Basically, I knew I wanted to be an appraiser between my sophomore and junior year in college, changed my major, and worked from there. I hold a BBA in Finance with an emphasis in Real Estate from Georgia Southern University. I took “Basic Appraisal Principles” and “Basic Appraisal Procedures” as college courses and qualified for my Associate membership through the Appraiser Qualifications Board. When I learned of the 45-Hour Residential Demo Package as an option, I was in the process of working on my residential demonstration report. As the owner of an appraisal business, I had little time on my hands to work on the report while operating my business, and decided it would be a better route to take (particularly on a scale of time).
How did the Appraisal Institute help you on your journey to designated membership?
Personally, I give a lot of credit to all of the instructors for all AI curricula. Prior to joining AI, my QE and CE educational experiences were not thought provoking and banal. I did not feel challenged in taking courses. My first AI course was “Basic Income Capitalization” (Course 310), in Chicago. I was blown away by the quality of instruction (the instructor was actually a college professor at Penn State!) and was sold from then on. The quality and content of the instruction of all of the courses I have taken from AI always exceeds my expectations. The staff at the national office and chapter executive directors have always been friendly and helpful if I ever have any questions.
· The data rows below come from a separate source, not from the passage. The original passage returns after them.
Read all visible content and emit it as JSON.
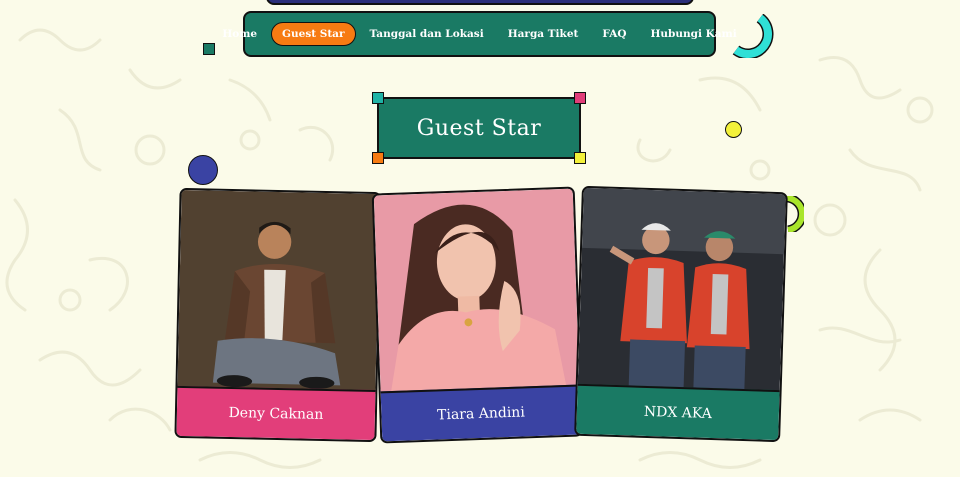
{
  "nav": {
    "items": [
      {
        "label": "Home",
        "active": false
      },
      {
        "label": "Guest Star",
        "active": true
      },
      {
        "label": "Tanggal dan Lokasi",
        "active": false
      },
      {
        "label": "Harga Tiket",
        "active": false
      },
      {
        "label": "FAQ",
        "active": false
      },
      {
        "label": "Hubungi Kami",
        "active": false
      }
    ]
  },
  "section": {
    "title": "Guest Star"
  },
  "guests": [
    {
      "name": "Deny Caknan",
      "color": "#e23e7a"
    },
    {
      "name": "Tiara Andini",
      "color": "#3a43a3"
    },
    {
      "name": "NDX AKA",
      "color": "#1a7a64"
    }
  ],
  "colors": {
    "background": "#fbfbe9",
    "primary_green": "#1a7a64",
    "accent_orange": "#f77b12",
    "navy": "#2b2f7a",
    "cyan": "#2fe0d6",
    "yellow": "#f3f13a",
    "lime": "#a9e52a"
  },
  "icons": {
    "photo_1": "person-photo",
    "photo_2": "person-photo",
    "photo_3": "group-photo"
  }
}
What was the biggest obstacle you faced during the process and how did you overcome it?
At first, the process seemed unobtainable, but there were members who pushed me along the way. Also, it is hard to stay focused on a distant goal when you are busy with work and family. There are many times that you have to make sacrifices in order to earn the designation, but it is worth it.
What surprised you the most about the membership process?
It is not impossible, and it is obtainable. No matter what obstacles you may encounter along the way, persevere.
What is the biggest benefit of becoming designated?
The biggest benefit is being recognized among my clients and peers as someone who is a cut above. Also, I get plenty of business through the membership directory. My annual membership fee pays for itself at least 20 fold.
What advice do you have for Associate members working towards designated membership?
Earning your designation will be the most rewarding experience of your career, hands down. There is also a reason the designations are earned and not given away. The wife of a friend who recently earned his SRA likened the reward of him earning the designation to her earning her master’s degree in education. I can see that.
If you had to do it all over again, what would you do different, knowing what you know now?
I would have taken more opportunities to become more involved in my chapter and taken advantage of opportunities to participate in national offerings, such as the Leadership Development and Advisory Council and other national or regional meetings.
Is there anything else you’d like to share?
Prior to joining AI, I was discouraged to pursue the designation by other appraisers and appraisal instructors. Their argument was always that the implementation of state licensing did away with the need for designation. The fact is that they were far from right. During the past 17 years I have spent as a real estate appraiser, I have seen the necessity for appraisal organizations increase due to all of the changes we have experienced over the past several years in economic conditions and legal changes within our industry. More than other practitioners in the field, AI members are always better informed and better prepared for change.